Items from an interface collection
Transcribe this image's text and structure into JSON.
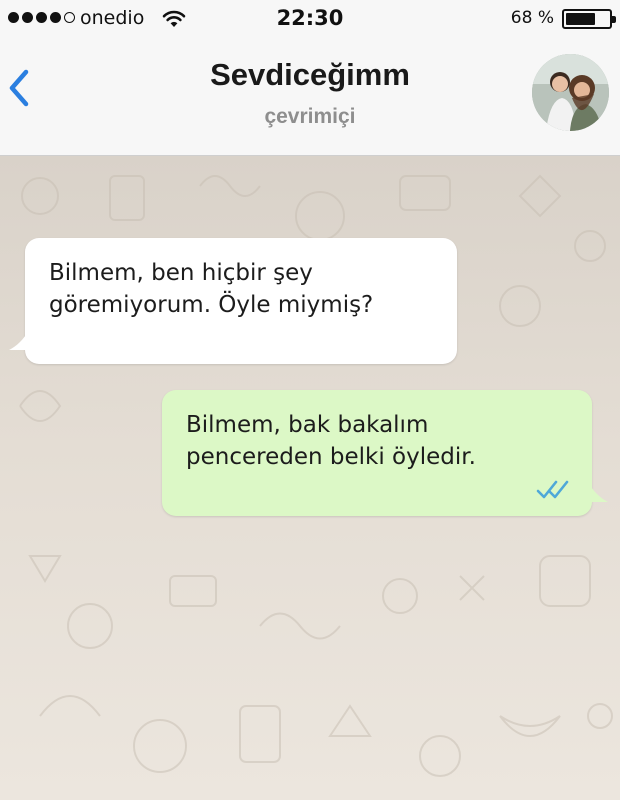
{
  "status_bar": {
    "carrier": "onedio",
    "time": "22:30",
    "battery_text": "68 %",
    "battery_level": 0.68
  },
  "header": {
    "contact_name": "Sevdiceğimm",
    "contact_status": "çevrimiçi"
  },
  "icons": {
    "back": "chevron-left-icon",
    "wifi": "wifi-icon",
    "battery": "battery-icon",
    "read_receipt": "double-check-icon"
  },
  "colors": {
    "accent": "#2b7fe0",
    "incoming_bubble": "#ffffff",
    "outgoing_bubble": "#dcf8c6",
    "read_ticks": "#4fa8d8",
    "status_text": "#8e8e8e"
  },
  "messages": [
    {
      "direction": "incoming",
      "text": "Bilmem, ben hiçbir şey\ngöremiyorum. Öyle miymiş?"
    },
    {
      "direction": "outgoing",
      "text": "Bilmem, bak bakalım\npencereden belki öyledir.",
      "status": "read"
    }
  ]
}
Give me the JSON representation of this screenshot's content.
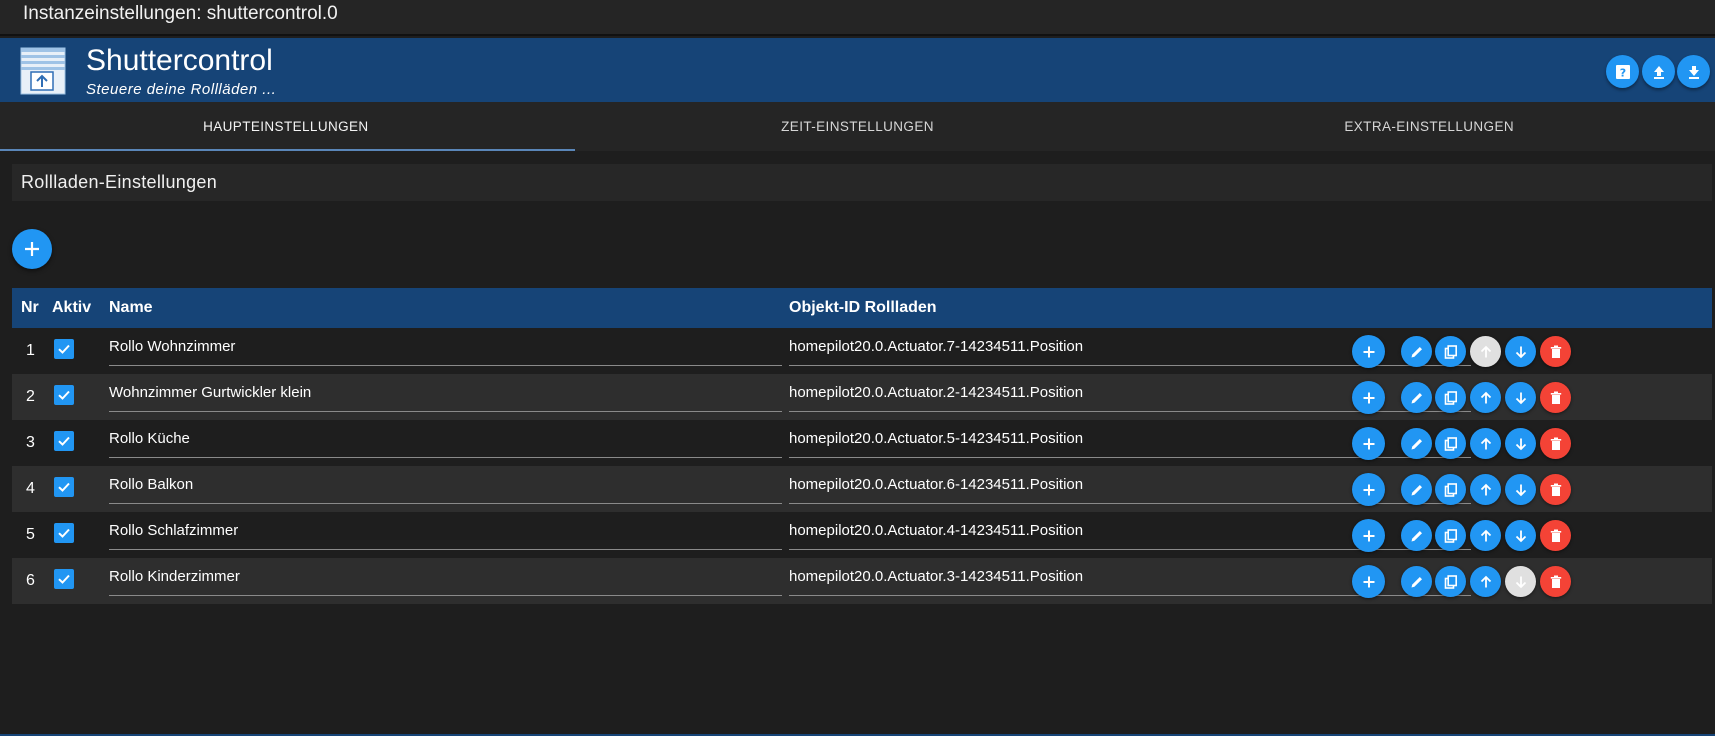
{
  "window": {
    "title": "Instanzeinstellungen: shuttercontrol.0"
  },
  "header": {
    "app_name": "Shuttercontrol",
    "subtitle": "Steuere deine Rollläden ...",
    "buttons": [
      {
        "icon": "help-icon"
      },
      {
        "icon": "upload-icon"
      },
      {
        "icon": "download-icon"
      }
    ]
  },
  "tabs": [
    {
      "label": "HAUPTEINSTELLUNGEN",
      "active": true
    },
    {
      "label": "ZEIT-EINSTELLUNGEN",
      "active": false
    },
    {
      "label": "EXTRA-EINSTELLUNGEN",
      "active": false
    }
  ],
  "section": {
    "title": "Rollladen-Einstellungen"
  },
  "table": {
    "headers": {
      "nr": "Nr",
      "aktiv": "Aktiv",
      "name": "Name",
      "objekt": "Objekt-ID Rollladen"
    },
    "rows": [
      {
        "nr": "1",
        "aktiv": true,
        "name": "Rollo Wohnzimmer",
        "objekt": "homepilot20.0.Actuator.7-14234511.Position",
        "up_enabled": false,
        "down_enabled": true
      },
      {
        "nr": "2",
        "aktiv": true,
        "name": "Wohnzimmer Gurtwickler klein",
        "objekt": "homepilot20.0.Actuator.2-14234511.Position",
        "up_enabled": true,
        "down_enabled": true
      },
      {
        "nr": "3",
        "aktiv": true,
        "name": "Rollo Küche",
        "objekt": "homepilot20.0.Actuator.5-14234511.Position",
        "up_enabled": true,
        "down_enabled": true
      },
      {
        "nr": "4",
        "aktiv": true,
        "name": "Rollo Balkon",
        "objekt": "homepilot20.0.Actuator.6-14234511.Position",
        "up_enabled": true,
        "down_enabled": true
      },
      {
        "nr": "5",
        "aktiv": true,
        "name": "Rollo Schlafzimmer",
        "objekt": "homepilot20.0.Actuator.4-14234511.Position",
        "up_enabled": true,
        "down_enabled": true
      },
      {
        "nr": "6",
        "aktiv": true,
        "name": "Rollo Kinderzimmer",
        "objekt": "homepilot20.0.Actuator.3-14234511.Position",
        "up_enabled": true,
        "down_enabled": false
      }
    ]
  },
  "colors": {
    "accent": "#2196f3",
    "header_bg": "#164477",
    "danger": "#f44336",
    "disabled": "#e0e0e0"
  }
}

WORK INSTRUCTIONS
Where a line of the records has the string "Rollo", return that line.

EXPECTED ANSWER
        "name": "Rollo Wohnzimmer",
        "name": "Rollo Küche",
        "name": "Rollo Balkon",
        "name": "Rollo Schlafzimmer",
        "name": "Rollo Kinderzimmer",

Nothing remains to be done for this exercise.